  • New knowledge and ideas identified to share with staff
  • Sometimes a visit to a classroom is part of the meeting

The cluster has found that in order for these learning communities to succeed a set agenda is essential, that covers five key focus areas:

  • What is on top – minutes from the previous meeting, and revisiting the vision and goals
  • New Learning – provided by one or more members of the group
  • Business of the meeting – expectations from each of the schools, and what evidence will be gathered
  • Reading – a short professional reading to stimulate thinking (given in advance)
  • General business – wrapping the meeting up and planning for the next meeting

What happened, as a result?

Although staff in the learning communities cover the spectrum of students from Year 1 to 13, they are often amazed at just how many resources and strategies can be applied from one school to another.  For example Manurewa High School has found literacy resources applied in the lower year levels particularly effective in engaging students at junior secondary level.  It is hoped that the transferral of skills will also assist students as they transition from one school to another.  Visits to various classrooms in the three schools are often included in the community meetings, with staff reporting that the visits reinforce learning by observing students in context.

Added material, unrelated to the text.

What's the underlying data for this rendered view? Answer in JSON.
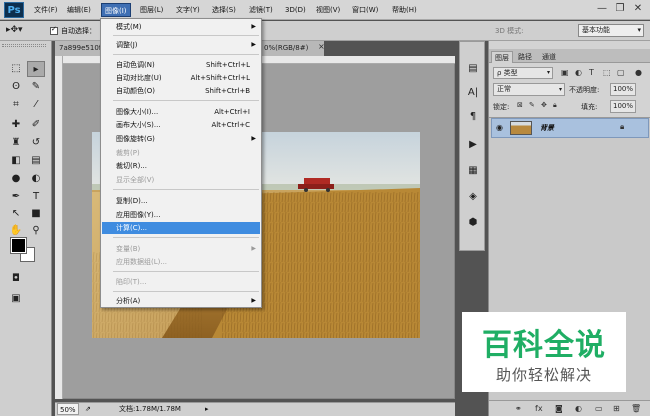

Another positive effect of the programme has been the increased interaction between staff in the three schools.  Staff freely make themselves available to assist in other schools when requested (for example assisting with learning groups within the schools).  The learning communities have led to other ways of collaboration, for example sports events have been held between staff at the various schools, and the high school has assisted the intermediate school with resources (computers), and infrastructure planning.  The increased communication between the three schools promises on-going benefits for all involved.

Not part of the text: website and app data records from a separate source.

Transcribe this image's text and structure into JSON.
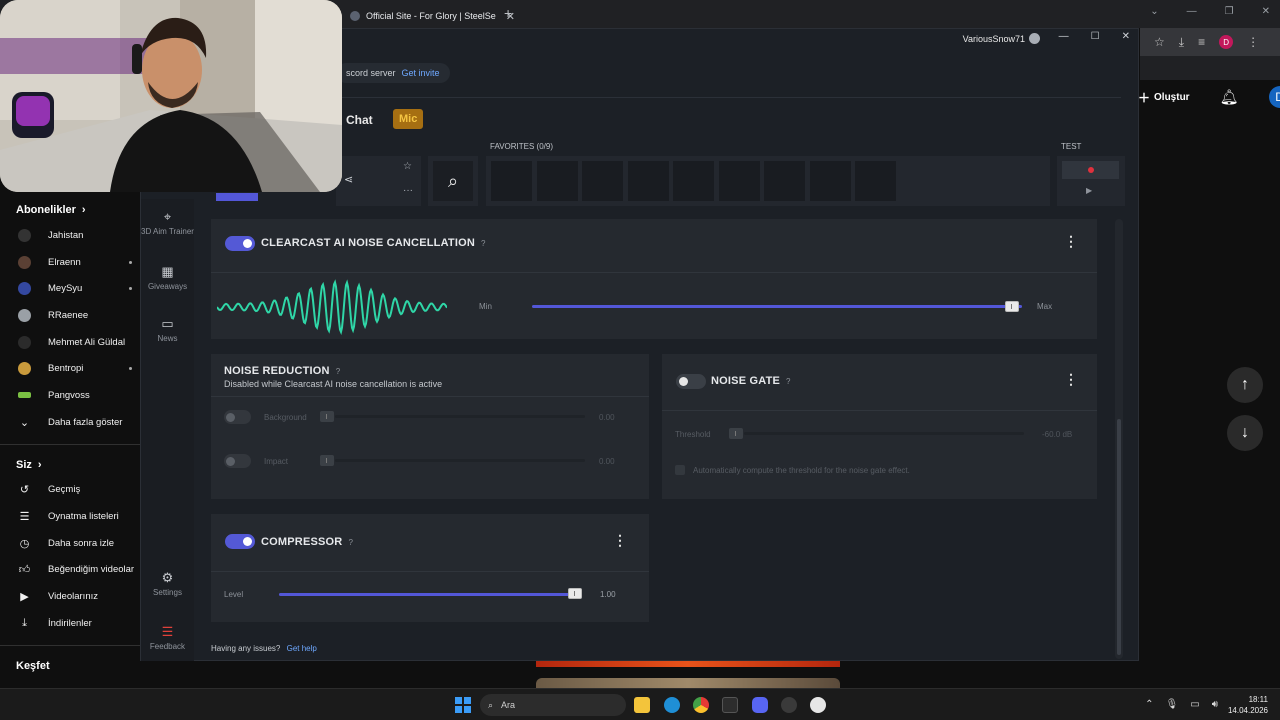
{
  "browser": {
    "tab_title": "Official Site - For Glory | SteelSe",
    "new_tab_icon": "plus-icon"
  },
  "youtube": {
    "create_label": "Oluştur",
    "avatar_letter": "D",
    "subscriptions_title": "Abonelikler",
    "channels": [
      {
        "name": "Jahistan",
        "new": false
      },
      {
        "name": "Elraenn",
        "new": true
      },
      {
        "name": "MeySyu",
        "new": true
      },
      {
        "name": "RRaenee",
        "new": false
      },
      {
        "name": "Mehmet Ali Güldal",
        "new": false
      },
      {
        "name": "Bentropi",
        "new": true
      },
      {
        "name": "Pangvoss",
        "new": false
      }
    ],
    "show_more": "Daha fazla göster",
    "you_title": "Siz",
    "you_items": [
      {
        "label": "Geçmiş",
        "icon": "history-icon"
      },
      {
        "label": "Oynatma listeleri",
        "icon": "playlist-icon"
      },
      {
        "label": "Daha sonra izle",
        "icon": "clock-icon"
      },
      {
        "label": "Beğendiğim videolar",
        "icon": "thumbs-up-icon"
      },
      {
        "label": "Videolarınız",
        "icon": "video-icon"
      },
      {
        "label": "İndirilenler",
        "icon": "download-icon"
      }
    ],
    "explore_title": "Keşfet"
  },
  "gg": {
    "username": "VariousSnow71",
    "discord_text": "scord server",
    "discord_link": "Get invite",
    "tab_chat": "Chat",
    "tab_mic": "Mic",
    "favorites_label": "FAVORITES (0/9)",
    "test_label": "TEST",
    "nav": [
      {
        "label": "3D Aim Trainer",
        "icon": "crosshair-icon"
      },
      {
        "label": "Giveaways",
        "icon": "gift-icon"
      },
      {
        "label": "News",
        "icon": "news-icon"
      },
      {
        "label": "Settings",
        "icon": "gear-icon"
      },
      {
        "label": "Feedback",
        "icon": "feedback-icon"
      }
    ],
    "clearcast": {
      "title": "CLEARCAST AI NOISE CANCELLATION",
      "help": "?",
      "enabled": true,
      "min_label": "Min",
      "max_label": "Max",
      "level": 0.98
    },
    "noise_reduction": {
      "title": "NOISE REDUCTION",
      "help": "?",
      "subtitle": "Disabled while Clearcast AI noise cancellation is active",
      "rows": [
        {
          "label": "Background",
          "value": "0.00"
        },
        {
          "label": "Impact",
          "value": "0.00"
        }
      ]
    },
    "noise_gate": {
      "title": "NOISE GATE",
      "help": "?",
      "enabled": false,
      "threshold_label": "Threshold",
      "threshold_value": "-60.0 dB",
      "auto_label": "Automatically compute the threshold for the noise gate effect."
    },
    "compressor": {
      "title": "COMPRESSOR",
      "help": "?",
      "enabled": true,
      "level_label": "Level",
      "level_value": "1.00",
      "level": 1.0
    },
    "help_text": "Having any issues?",
    "help_link": "Get help"
  },
  "taskbar": {
    "search_placeholder": "Ara",
    "time": "18:11",
    "date": "14.04.2026"
  },
  "colors": {
    "accent": "#5357d8",
    "wave": "#2fd6a7",
    "mic_tab_bg": "#a66f12",
    "mic_tab_text": "#f5c542",
    "record": "#e0313d"
  }
}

What have we learned?

  • Professional learning communities strengthen the professional relationship between schools
  • They lead to an increased ICT understanding by school principals and other school leaders
  • This is a great way to share, reflect and co-ordinate positive learning experiences between staff and schools

How do we know if they have been successful?

  • Staff involved in the learning communities have been able to implement many new ideas, strategies and resources into their learning programmes, such as:

* literacy strategies through ICT
* the effective use of Interactive Whiteboards to promote learning
* ways to engage students through blogs and wikis, particularly in the primary and intermediate schools
* effective ways to communicate and engage students through learning management systems

  • Classroom observations and staff reports indicate that students are more engaged in their learning
  • Achievement data indicates greater student engagement, particularly at the secondary school, as indicated by the following graphs:

 

  • asTTle and PAT data, particularly in the intermediate school also indicate a large increase in student achievement

The school Principals’ also feel more confident in being pedagogical leaders in the use of ICT and appreciate being able to share together in a non-threatening environment that encourages personal reflection and growth.

Who are we?

The Manurewa Cluster comprises Manurewa High School (decile 2, 1926 students), Manurewa Intermediate School (decile 1, 753 students) and Manurewa Central School (decile 3, 510 students).

Where: South Auckland

ICT-PD Cohort: 2009

 

Comments

  • Tessa Gray

    This has been a very rewarding summary to read - in terms of pan-sector sharing of knowledge, skills and resources. It must be comforting for the students to know that there a clear links as they move between the schools.

    It has been exciting to read and view how the there have been increased in student engagement and achievement across all three schools. I'm interested to learn more about how teachers have used ICTs to enhanced literacy outcomes as well.

    Thank you for sharing.

    Tess Smile